Work to complete: Leave out the pictures and restate every entry word for word.

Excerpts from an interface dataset
------

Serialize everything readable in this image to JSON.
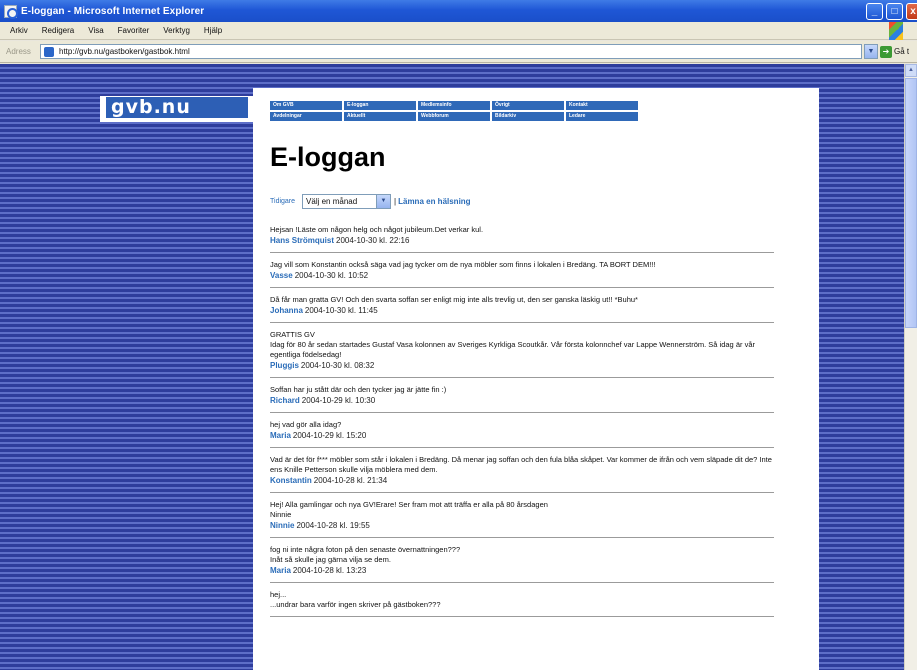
{
  "window": {
    "title": "E-loggan - Microsoft Internet Explorer"
  },
  "menu": [
    "Arkiv",
    "Redigera",
    "Visa",
    "Favoriter",
    "Verktyg",
    "Hjälp"
  ],
  "address": {
    "label": "Adress",
    "url": "http://gvb.nu/gastboken/gastbok.html",
    "go_label": "Gå t"
  },
  "site": {
    "logo": "gvb.nu",
    "nav": [
      "Om GVB",
      "E-loggan",
      "Medlemsinfo",
      "Övrigt",
      "Kontakt",
      "Avdelningar",
      "Aktuellt",
      "Webbforum",
      "Bildarkiv",
      "Ledare"
    ],
    "page_title": "E-loggan",
    "time_label": "Tidigare",
    "select_value": "Välj en månad",
    "separator": "|",
    "leave_link": "Lämna en hälsning"
  },
  "entries": [
    {
      "message": "Hejsan !Läste om någon helg och något jubileum.Det verkar kul.",
      "author": "Hans Strömquist",
      "date": "2004-10-30 kl. 22:16"
    },
    {
      "message": "Jag vill som Konstantin också säga vad jag tycker om de nya möbler som finns i lokalen i Bredäng. TA BORT DEM!!!",
      "author": "Vasse",
      "date": "2004-10-30 kl. 10:52"
    },
    {
      "message": "Då får man gratta GV! Och den svarta soffan ser enligt mig inte alls trevlig ut, den ser ganska läskig ut!! *Buhu*",
      "author": "Johanna",
      "date": "2004-10-30 kl. 11:45"
    },
    {
      "message": "GRATTIS GV\nIdag för 80 år sedan startades Gustaf Vasa kolonnen av Sveriges Kyrkliga Scoutkår. Vår första kolonnchef var Lappe Wennerström. Så idag är vår egentliga födelsedag!",
      "author": "Pluggis",
      "date": "2004-10-30 kl. 08:32"
    },
    {
      "message": "Soffan har ju stått där och den tycker jag är jätte fin :)",
      "author": "Richard",
      "date": "2004-10-29 kl. 10:30"
    },
    {
      "message": "hej vad gör alla idag?",
      "author": "Maria",
      "date": "2004-10-29 kl. 15:20"
    },
    {
      "message": "Vad är det för f*** möbler som står i lokalen i Bredäng. Då menar jag soffan och den fula blåa skåpet. Var kommer de ifrån och vem släpade dit de? Inte ens Knille Petterson skulle vilja möblera med dem.",
      "author": "Konstantin",
      "date": "2004-10-28 kl. 21:34"
    },
    {
      "message": "Hej! Alla gamlingar och nya GV!Erare! Ser fram mot att träffa er alla på 80 årsdagen\nNinnie",
      "author": "Ninnie",
      "date": "2004-10-28 kl. 19:55"
    },
    {
      "message": "fog ni inte några foton på den senaste övernattningen???\nInåt så skulle jag gärna vilja se dem.",
      "author": "Maria",
      "date": "2004-10-28 kl. 13:23"
    },
    {
      "message": "hej...\n...undrar bara varför ingen skriver på gästboken???",
      "author": "",
      "date": ""
    }
  ]
}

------

Output of the exercise:
Serialize everything readable in this image to JSON.
{
  "window": {
    "title": "E-loggan - Microsoft Internet Explorer"
  },
  "menu": [
    "Arkiv",
    "Redigera",
    "Visa",
    "Favoriter",
    "Verktyg",
    "Hjälp"
  ],
  "address": {
    "label": "Adress",
    "url": "http://gvb.nu/gastboken/gastbok.html",
    "go_label": "Gå t"
  },
  "site": {
    "logo": "gvb.nu",
    "nav": [
      "Om GVB",
      "E-loggan",
      "Medlemsinfo",
      "Övrigt",
      "Kontakt",
      "Avdelningar",
      "Aktuellt",
      "Webbforum",
      "Bildarkiv",
      "Ledare"
    ],
    "page_title": "E-loggan",
    "time_label": "Tidigare",
    "select_value": "Välj en månad",
    "separator": "|",
    "leave_link": "Lämna en hälsning"
  },
  "entries": [
    {
      "message": "Hejsan !Läste om någon helg och något jubileum.Det verkar kul.",
      "author": "Hans Strömquist",
      "date": "2004-10-30 kl. 22:16"
    },
    {
      "message": "Jag vill som Konstantin också säga vad jag tycker om de nya möbler som finns i lokalen i Bredäng. TA BORT DEM!!!",
      "author": "Vasse",
      "date": "2004-10-30 kl. 10:52"
    },
    {
      "message": "Då får man gratta GV! Och den svarta soffan ser enligt mig inte alls trevlig ut, den ser ganska läskig ut!! *Buhu*",
      "author": "Johanna",
      "date": "2004-10-30 kl. 11:45"
    },
    {
      "message": "GRATTIS GV\nIdag för 80 år sedan startades Gustaf Vasa kolonnen av Sveriges Kyrkliga Scoutkår. Vår första kolonnchef var Lappe Wennerström. Så idag är vår egentliga födelsedag!",
      "author": "Pluggis",
      "date": "2004-10-30 kl. 08:32"
    },
    {
      "message": "Soffan har ju stått där och den tycker jag är jätte fin :)",
      "author": "Richard",
      "date": "2004-10-29 kl. 10:30"
    },
    {
      "message": "hej vad gör alla idag?",
      "author": "Maria",
      "date": "2004-10-29 kl. 15:20"
    },
    {
      "message": "Vad är det för f*** möbler som står i lokalen i Bredäng. Då menar jag soffan och den fula blåa skåpet. Var kommer de ifrån och vem släpade dit de? Inte ens Knille Petterson skulle vilja möblera med dem.",
      "author": "Konstantin",
      "date": "2004-10-28 kl. 21:34"
    },
    {
      "message": "Hej! Alla gamlingar och nya GV!Erare! Ser fram mot att träffa er alla på 80 årsdagen\nNinnie",
      "author": "Ninnie",
      "date": "2004-10-28 kl. 19:55"
    },
    {
      "message": "fog ni inte några foton på den senaste övernattningen???\nInåt så skulle jag gärna vilja se dem.",
      "author": "Maria",
      "date": "2004-10-28 kl. 13:23"
    },
    {
      "message": "hej...\n...undrar bara varför ingen skriver på gästboken???",
      "author": "",
      "date": ""
    }
  ]
}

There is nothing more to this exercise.